Is it really so surprising to see George Clooney as a quirky soldier on a seemingly impossible mission? If that sounds like a cross between his roles in O Brother Where Art Thou and Three Kings (or even laugh-out-loud comedy riot Syriana!) that’s because it is. You’ll be seeing a lot of that trademark Clooney charm but nothing new. As for Ewan, he’s so busy keeping his accent in check he barely has time to develop a character. Most disturbingly, the nickname for the psychic platoon is the “Jedi” so expect a lot of uncomfortable moments where people stare directly into MacGregor’s eyes and say, “You’re a Jedi!” Yeah, because that was so entertaining the last three times he did it. Yeesh. If only the pointless redundancy ended there! Get ready for Kevin Spacey’s breakthrough performance as a snarky and self-serving villain, not to mention Jeff Bridges’ unprecedented work as a free-spirited stoner. This is only time you’ll hear me say this, but I would have rather been watching K-PAX. Honest to God, K-PAX.

It’s not that Goats is entirely poorly cast.

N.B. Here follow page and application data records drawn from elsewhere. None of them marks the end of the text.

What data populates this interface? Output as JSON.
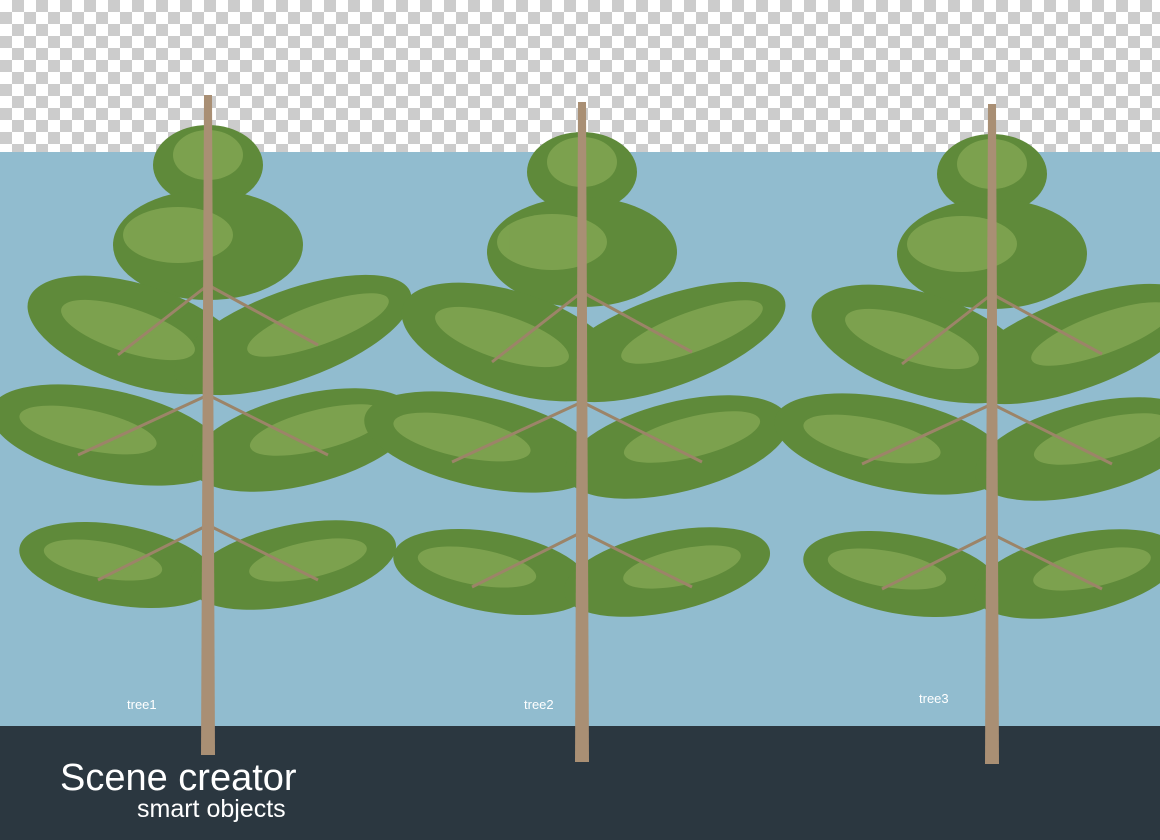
{
  "trees": [
    {
      "label": "tree1"
    },
    {
      "label": "tree2"
    },
    {
      "label": "tree3"
    }
  ],
  "caption": {
    "title": "Scene creator",
    "subtitle": "smart objects"
  },
  "colors": {
    "sky": "#91bccf",
    "ground": "#2b3740",
    "foliage": "#5f8a3a",
    "foliage_light": "#86a955",
    "trunk": "#a98f74"
  }
}
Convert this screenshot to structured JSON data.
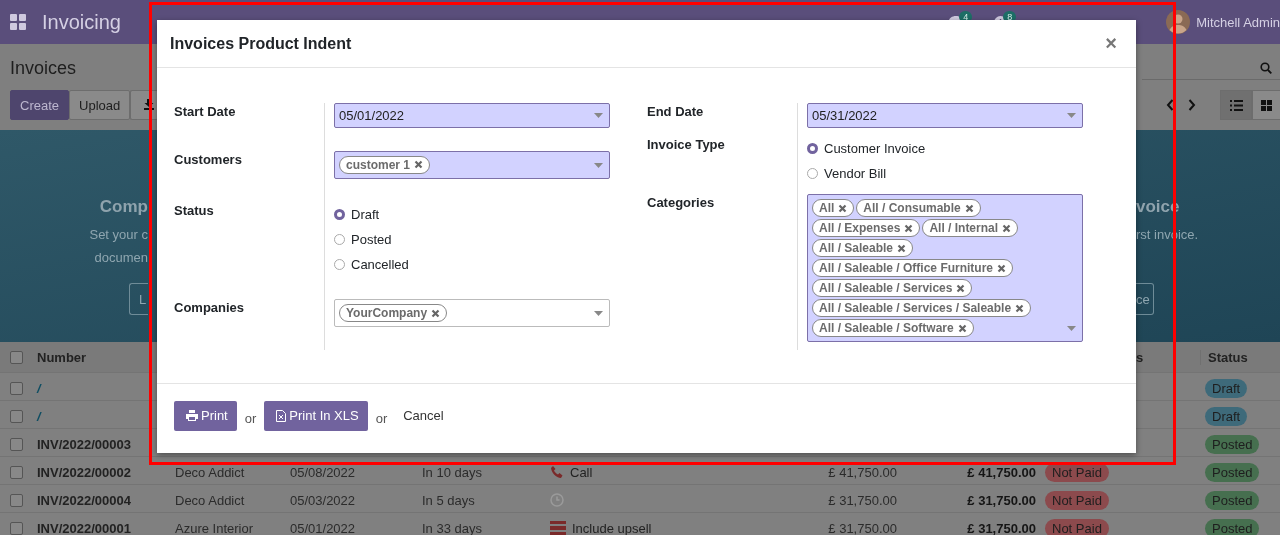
{
  "navbar": {
    "app_title": "Invoicing",
    "chat_count": "4",
    "activity_count": "8",
    "user": "Mitchell Admin"
  },
  "control_panel": {
    "title": "Invoices",
    "buttons": [
      "Create",
      "Upload"
    ]
  },
  "banner": {
    "left_heading": "Comp",
    "left_lines": [
      "Set your c",
      "documen"
    ],
    "left_button": "L",
    "right_heading": "voice",
    "right_line": "rst invoice.",
    "right_button": "ce"
  },
  "table": {
    "columns": [
      "Number",
      "s",
      "Status"
    ],
    "all_checked": false,
    "rows": [
      {
        "kind": "draft",
        "checked": false,
        "number": "/",
        "status": {
          "label": "Draft",
          "color": "#3e6a7a"
        }
      },
      {
        "kind": "draft",
        "checked": false,
        "number": "/",
        "status": {
          "label": "Draft",
          "color": "#3e6a7a"
        }
      },
      {
        "kind": "posted",
        "checked": false,
        "number": "INV/2022/00003",
        "status": {
          "label": "Posted",
          "color": "#466f4f"
        }
      },
      {
        "kind": "posted",
        "checked": false,
        "number": "INV/2022/00002",
        "customer": "Deco Addict",
        "date": "05/08/2022",
        "due": "In 10 days",
        "activity": {
          "kind": "phone",
          "label": "Call"
        },
        "untaxed": "£ 41,750.00",
        "total": "£ 41,750.00",
        "payment": {
          "label": "Not Paid",
          "color": "#8c4a4d"
        },
        "status": {
          "label": "Posted",
          "color": "#466f4f"
        }
      },
      {
        "kind": "posted",
        "checked": false,
        "number": "INV/2022/00004",
        "customer": "Deco Addict",
        "date": "05/03/2022",
        "due": "In 5 days",
        "activity": {
          "kind": "clock"
        },
        "untaxed": "£ 31,750.00",
        "total": "£ 31,750.00",
        "payment": {
          "label": "Not Paid",
          "color": "#8c4a4d"
        },
        "status": {
          "label": "Posted",
          "color": "#466f4f"
        }
      },
      {
        "kind": "posted",
        "checked": false,
        "number": "INV/2022/00001",
        "customer": "Azure Interior",
        "date": "05/01/2022",
        "due": "In 33 days",
        "activity": {
          "kind": "stack",
          "label": "Include upsell"
        },
        "untaxed": "£ 31,750.00",
        "total": "£ 31,750.00",
        "payment": {
          "label": "Not Paid",
          "color": "#8c4a4d"
        },
        "status": {
          "label": "Posted",
          "color": "#466f4f"
        }
      }
    ]
  },
  "dialog": {
    "title": "Invoices Product Indent",
    "close": "×",
    "left_fields": [
      {
        "kind": "date",
        "label": "Start Date",
        "value": "05/01/2022",
        "required": true
      },
      {
        "kind": "tags",
        "label": "Customers",
        "tags": [
          "customer 1"
        ],
        "required": true
      },
      {
        "kind": "radio",
        "label": "Status",
        "options": [
          {
            "label": "Draft",
            "selected": true
          },
          {
            "label": "Posted",
            "selected": false
          },
          {
            "label": "Cancelled",
            "selected": false
          }
        ]
      },
      {
        "kind": "tags",
        "label": "Companies",
        "tags": [
          "YourCompany"
        ],
        "required": false
      }
    ],
    "right_fields": [
      {
        "kind": "date",
        "label": "End Date",
        "value": "05/31/2022",
        "required": true
      },
      {
        "kind": "radio",
        "label": "Invoice Type",
        "options": [
          {
            "label": "Customer Invoice",
            "selected": true
          },
          {
            "label": "Vendor Bill",
            "selected": false
          }
        ]
      },
      {
        "kind": "tags",
        "label": "Categories",
        "tags": [
          "All",
          "All / Consumable",
          "All / Expenses",
          "All / Internal",
          "All / Saleable",
          "All / Saleable / Office Furniture",
          "All / Saleable / Services",
          "All / Saleable / Services / Saleable",
          "All / Saleable / Software"
        ],
        "required": true
      }
    ],
    "actions": [
      {
        "kind": "print",
        "label": "Print"
      },
      {
        "kind": "text",
        "label": "or"
      },
      {
        "kind": "xls",
        "label": "Print In XLS"
      },
      {
        "kind": "text",
        "label": "or"
      },
      {
        "kind": "link",
        "label": "Cancel"
      }
    ]
  }
}
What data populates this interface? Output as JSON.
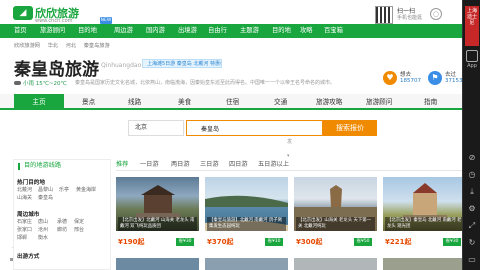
{
  "header": {
    "logo_text": "欣欣旅游",
    "logo_sub": "www.cncn.com",
    "scan_label": "扫一扫",
    "scan_sub": "手机也能逛"
  },
  "nav": {
    "items": [
      "首页",
      "旅游顾问",
      "目的地",
      "周边游",
      "国内游",
      "出境游",
      "自由行",
      "主题游",
      "目的地",
      "攻略",
      "百宝箱"
    ],
    "new_badge": "NEW"
  },
  "breadcrumb": [
    "欣欣旅游网",
    "华北",
    "河北",
    "秦皇岛旅游"
  ],
  "page": {
    "title": "秦皇岛旅游",
    "pinyin": "Qinhuangdao",
    "weather": "小雨  15℃~20℃",
    "description": "秦皇岛是国家历史文化名城，北依燕山，南临渤海，因秦始皇东巡至此而得名。中国唯一一个以帝王名号命名的城市。",
    "ad_text": "上海滩5日游 秦皇岛 北戴河 特惠价"
  },
  "stats": [
    {
      "label": "想去",
      "value": "185707",
      "color": "#f08a00"
    },
    {
      "label": "去过",
      "value": "371534",
      "color": "#3a8ee6"
    }
  ],
  "tabs": [
    "主页",
    "景点",
    "线路",
    "美食",
    "住宿",
    "交通",
    "旅游攻略",
    "旅游顾问",
    "指南"
  ],
  "search": {
    "city": "北京",
    "city_dropdown": "出发▾",
    "query": "秦皇岛",
    "button_label": "搜索报价"
  },
  "sidebar": {
    "title": "目的地游线路",
    "sections": [
      {
        "name": "热门目的地",
        "links": [
          "北戴河",
          "昌黎山",
          "乐亭",
          "黄金海岸",
          "山海关",
          "秦皇岛"
        ]
      },
      {
        "name": "周边城市",
        "links": [
          "石家庄",
          "唐山",
          "承德",
          "保定",
          "张家口",
          "沧州",
          "廊坊",
          "邢台",
          "邯郸",
          "衡水"
        ]
      },
      {
        "name": "出游方式",
        "links": []
      }
    ]
  },
  "filter_tags": [
    "推荐",
    "一日游",
    "两日游",
    "三日游",
    "四日游",
    "五日游以上"
  ],
  "cards": [
    {
      "caption": "【北京出发】北戴河 山海关 老龙头 南戴河 双飞纯玩品质团",
      "price": "¥190起",
      "badge": "省¥30"
    },
    {
      "caption": "【秦皇岛旅游】北戴河 南戴河 鸽子窝 集发生态园纯玩",
      "price": "¥370起",
      "badge": "省¥10"
    },
    {
      "caption": "【北京出发】山海关 老龙头 天下第一关 北戴河纯玩",
      "price": "¥300起",
      "badge": "省¥50"
    },
    {
      "caption": "【北京出发】秦皇岛 北戴河 南戴河 老龙头 观光团",
      "price": "¥221起",
      "badge": "省¥30"
    }
  ],
  "rail": {
    "ad_text": "上海迪士尼",
    "app_label": "App"
  },
  "colors": {
    "brand": "#1aa63f",
    "accent": "#f08a00",
    "price": "#e64a00"
  }
}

Any director should be commended for wrangling together this much talent in a passably entertaining film. The problem is that we’ve seen all these choices play out before in much better movies. The Men Who Stare at Goats is so shamelessly derivative of popular films from the past two decades that it fails to distance itself enough to make itself distinct. Watching Jeff Bridges’ LSD-fueled rants about psychic energy just made me want to watch Big Lebowski. Watching Ewan MacGregor generically deliver line after line in a phony American accent just made me want to watch Trainspotting or any other movie where he didn’t suck so much. And if you’re looking for a movie devoid of female eye candy, this is the one to see. Aside from a few brief shots of the redhead from Lost, there are no female characters in this picture. Whoops.

I hate the fact that it’s so damn easy to rag on Goats, because at the end of the day it is hardly a terrible movie. It’s fun and light and the kind of movie I could easily recommend to somebody’s mentally enfeebled grandparents. But the reason it’s so much fun to mock is that Men Who Stare at Goats just barely misses the mark. It’s like the one note in a symphony played a half-step off-pitch that spoils everything. It’s not that the movie is a travesty. It’s that the movie isn’t a travesty. The movie isn’t anything. The only commendation I can share is for the director. The movie is competently shot and edited (which is definitely more of a challenge than most people give it credit) and it was never distractingly bad visually. But that’s a microcosm of the whole enterprise: Passable entertainment, complete with competent camerawork and decent performances. Rarely have I seen a movie so inoffensive yet so ultimately unlikable. In a day and age where movies cost upwards of ten dollars, this is one you can surely skip. Instead, I recommend taking a second look at your DVD collection. Chances are you’ve not only seen The Men Who Stare at Goats before, you’ve also seen it done well.

Grade: C